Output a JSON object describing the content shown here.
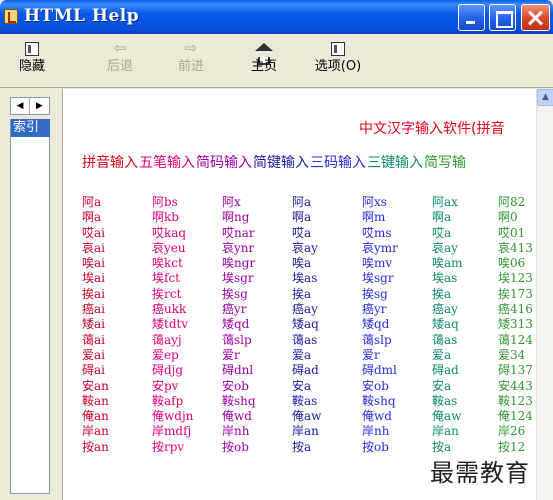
{
  "window": {
    "title": "HTML Help"
  },
  "toolbar": {
    "hide_label": "隐藏",
    "back_label": "后退",
    "forward_label": "前进",
    "home_label": "主页",
    "options_label": "选项(O)"
  },
  "nav": {
    "tab_label": "索引"
  },
  "content": {
    "heading": "中文汉字输入软件(拼音",
    "methods": [
      {
        "label": "拼音输入",
        "color": "#e0001a"
      },
      {
        "label": "五笔输入",
        "color": "#e0007a"
      },
      {
        "label": "简码输入",
        "color": "#9e00a8"
      },
      {
        "label": "简键输入",
        "color": "#1a1a9e"
      },
      {
        "label": "三码输入",
        "color": "#2a2ae0"
      },
      {
        "label": "三键输入",
        "color": "#0a8a6a"
      },
      {
        "label": "简写输",
        "color": "#2e9a2e"
      }
    ],
    "columns": [
      {
        "color": "#c8002a",
        "rows": [
          "阿a",
          "啊a",
          "哎ai",
          "哀ai",
          "唉ai",
          "埃ai",
          "挨ai",
          "癌ai",
          "矮ai",
          "蔼ai",
          "爱ai",
          "碍ai",
          "安an",
          "鞍an",
          "俺an",
          "岸an",
          "按an"
        ]
      },
      {
        "color": "#e0007a",
        "rows": [
          "阿bs",
          "啊kb",
          "哎kaq",
          "哀yeu",
          "唉kct",
          "埃fct",
          "挨rct",
          "癌ukk",
          "矮tdtv",
          "蔼ayj",
          "爱ep",
          "碍djg",
          "安pv",
          "鞍afp",
          "俺wdjn",
          "岸mdfj",
          "按rpv"
        ]
      },
      {
        "color": "#9e00a8",
        "rows": [
          "阿x",
          "啊ng",
          "哎nar",
          "哀ynr",
          "唉ngr",
          "埃sgr",
          "挨sg",
          "癌yr",
          "矮qd",
          "蔼slp",
          "爱r",
          "碍dnl",
          "安ob",
          "鞍shq",
          "俺wd",
          "岸nh",
          "按ob"
        ]
      },
      {
        "color": "#1a1a9e",
        "rows": [
          "阿a",
          "啊a",
          "哎a",
          "哀ay",
          "唉a",
          "埃as",
          "挨a",
          "癌ay",
          "矮aq",
          "蔼as",
          "爱a",
          "碍ad",
          "安a",
          "鞍as",
          "俺aw",
          "岸an",
          "按a"
        ]
      },
      {
        "color": "#2a2ae0",
        "rows": [
          "阿xs",
          "啊m",
          "哎ms",
          "哀ymr",
          "唉mv",
          "埃sgr",
          "挨sg",
          "癌yr",
          "矮qd",
          "蔼slp",
          "爱r",
          "碍dml",
          "安ob",
          "鞍shq",
          "俺wd",
          "岸nh",
          "按ob"
        ]
      },
      {
        "color": "#0a8a6a",
        "rows": [
          "阿ax",
          "啊a",
          "哎a",
          "哀ay",
          "唉am",
          "埃as",
          "挨a",
          "癌ay",
          "矮aq",
          "蔼as",
          "爱a",
          "碍ad",
          "安a",
          "鞍as",
          "俺aw",
          "岸an",
          "按a"
        ]
      },
      {
        "color": "#2e9a2e",
        "rows": [
          "阿82",
          "啊0",
          "哎01",
          "哀413",
          "唉06",
          "埃123",
          "挨173",
          "癌416",
          "矮313",
          "蔼124",
          "爱34",
          "碍137",
          "安443",
          "鞍123",
          "俺124",
          "岸26",
          "按12"
        ]
      }
    ]
  },
  "watermark": "最需教育"
}
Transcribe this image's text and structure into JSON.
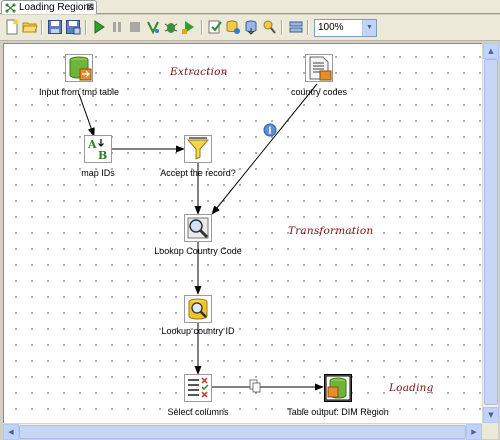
{
  "tab": {
    "title": "Loading Regions",
    "close_glyph": "⊠"
  },
  "toolbar": {
    "zoom_value": "100%",
    "buttons": [
      "new-file-icon",
      "open-file-icon",
      "save-icon",
      "save-as-icon",
      "run-icon",
      "pause-icon",
      "stop-icon",
      "preview-icon",
      "debug-icon",
      "replay-icon",
      "verify-icon",
      "impact-icon",
      "sql-icon",
      "explore-db-icon",
      "align-icon"
    ]
  },
  "canvas": {
    "steps": [
      {
        "id": "input",
        "label": "Input from tmp table",
        "icon": "table-input-icon"
      },
      {
        "id": "country_codes",
        "label": "country codes",
        "icon": "text-file-input-icon"
      },
      {
        "id": "map_ids",
        "label": "map IDs",
        "icon": "value-mapper-icon"
      },
      {
        "id": "accept",
        "label": "Accept the record?",
        "icon": "filter-rows-icon"
      },
      {
        "id": "lookup_code",
        "label": "Lookup Country Code",
        "icon": "stream-lookup-icon"
      },
      {
        "id": "lookup_id",
        "label": "Lookup country ID",
        "icon": "database-lookup-icon"
      },
      {
        "id": "select",
        "label": "Select columns",
        "icon": "select-values-icon"
      },
      {
        "id": "output",
        "label": "Table output: DIM Region",
        "icon": "table-output-icon"
      }
    ],
    "notes": {
      "extraction": "Extraction",
      "transformation": "Transformation",
      "loading": "Loading"
    },
    "hop_info_glyph": "i"
  }
}
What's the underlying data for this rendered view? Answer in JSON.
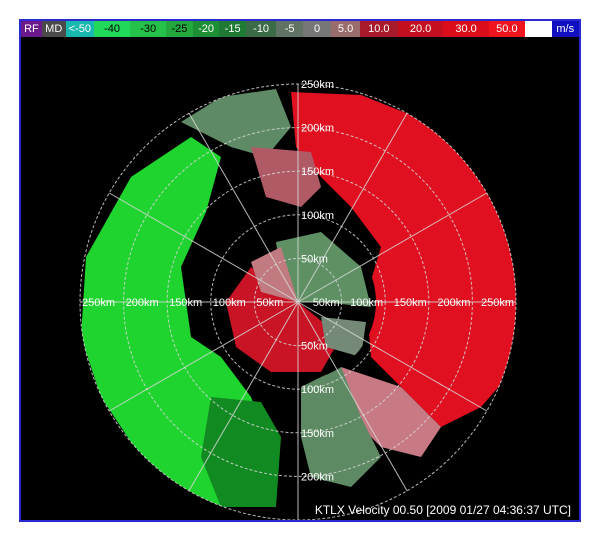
{
  "colorbar": [
    {
      "label": "RF",
      "color": "#6b1a8c",
      "text": "#ffffff"
    },
    {
      "label": "MD",
      "color": "#4a4a4a",
      "text": "#ffffff"
    },
    {
      "label": "<-50",
      "color": "#18b8b0",
      "text": "#ffffff"
    },
    {
      "label": "-40",
      "color": "#22d85a",
      "text": "#000000"
    },
    {
      "label": "-30",
      "color": "#25c24a",
      "text": "#000000"
    },
    {
      "label": "-25",
      "color": "#22a83c",
      "text": "#000000"
    },
    {
      "label": "-20",
      "color": "#1d8e33",
      "text": "#ffffff"
    },
    {
      "label": "-15",
      "color": "#1f7a34",
      "text": "#ffffff"
    },
    {
      "label": "-10",
      "color": "#3c6b48",
      "text": "#ffffff"
    },
    {
      "label": "-5",
      "color": "#617362",
      "text": "#ffffff"
    },
    {
      "label": "0",
      "color": "#777777",
      "text": "#ffffff"
    },
    {
      "label": "5.0",
      "color": "#9b6c6c",
      "text": "#ffffff"
    },
    {
      "label": "10.0",
      "color": "#a81a2a",
      "text": "#ffffff"
    },
    {
      "label": "20.0",
      "color": "#c4101e",
      "text": "#ffffff"
    },
    {
      "label": "30.0",
      "color": "#db0d1b",
      "text": "#ffffff"
    },
    {
      "label": "50.0",
      "color": "#f0141e",
      "text": "#ffffff"
    },
    {
      "label": "",
      "color": "#ffffff",
      "text": "#000000"
    },
    {
      "label": "m/s",
      "color": "#1010c0",
      "text": "#ffffff"
    }
  ],
  "range_rings": {
    "north": [
      "250km",
      "200km",
      "150km",
      "100km",
      "50km"
    ],
    "south": [
      "50km",
      "100km",
      "150km",
      "200km"
    ],
    "west": [
      "250km",
      "200km",
      "150km",
      "100km",
      "50km"
    ],
    "east": [
      "50km",
      "100km",
      "150km",
      "200km",
      "250km"
    ]
  },
  "caption": "KTLX Velocity 00.50 [2009 01/27 04:36:37 UTC]",
  "colors": {
    "inbound_green": "#1fd42f",
    "dark_green": "#158a22",
    "outbound_red": "#e01020",
    "dark_red": "#a8101e",
    "pink": "#c87a84",
    "grey_green": "#6f9a74"
  }
}
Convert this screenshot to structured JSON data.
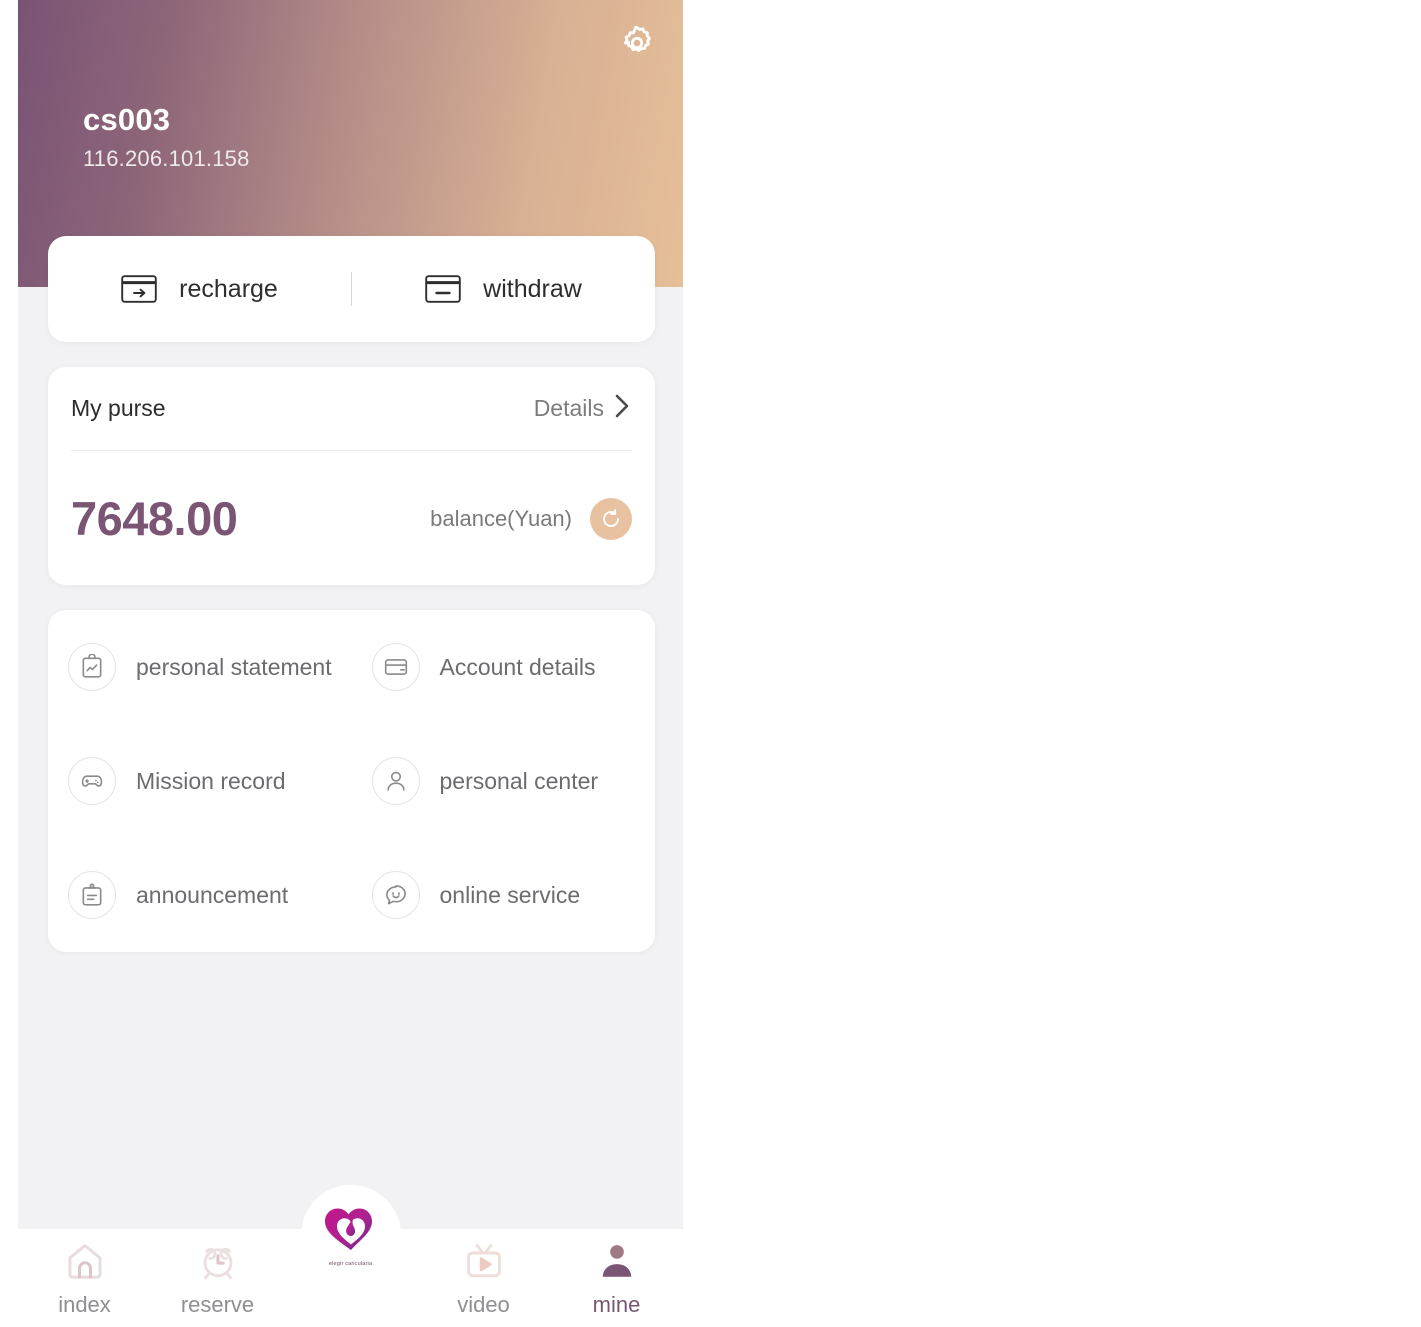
{
  "header": {
    "account_name": "cs003",
    "ip_address": "116.206.101.158",
    "gear_icon": "gear-icon",
    "gradient_from": "#7a5375",
    "gradient_to": "#e6bf98"
  },
  "actions": {
    "recharge": {
      "label": "recharge",
      "icon": "card-arrow-in-icon"
    },
    "withdraw": {
      "label": "withdraw",
      "icon": "card-minus-icon"
    }
  },
  "purse": {
    "title": "My purse",
    "details_label": "Details",
    "details_icon": "chevron-right-icon",
    "balance": "7648.00",
    "balance_label": "balance(Yuan)",
    "refresh_icon": "refresh-icon",
    "balance_color": "#7b5574",
    "refresh_bg": "#e8c2a0"
  },
  "menu": {
    "items": [
      {
        "label": "personal statement",
        "icon": "clipboard-chart-icon"
      },
      {
        "label": "Account details",
        "icon": "credit-card-icon"
      },
      {
        "label": "Mission record",
        "icon": "gamepad-icon"
      },
      {
        "label": "personal center",
        "icon": "person-icon"
      },
      {
        "label": "announcement",
        "icon": "clipboard-lines-icon"
      },
      {
        "label": "online service",
        "icon": "chat-smile-icon"
      }
    ]
  },
  "tabbar": {
    "items": [
      {
        "label": "index",
        "icon": "home-icon",
        "active": false
      },
      {
        "label": "reserve",
        "icon": "alarm-clock-icon",
        "active": false
      },
      {
        "label": "video",
        "icon": "tv-play-icon",
        "active": false
      },
      {
        "label": "mine",
        "icon": "person-filled-icon",
        "active": true
      }
    ],
    "center": {
      "icon": "heart-logo-icon",
      "caption": "elegir cancularia"
    },
    "active_color": "#7b5574",
    "inactive_color": "#8e8e93"
  }
}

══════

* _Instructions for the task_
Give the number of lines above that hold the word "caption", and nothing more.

* _Answer space_
2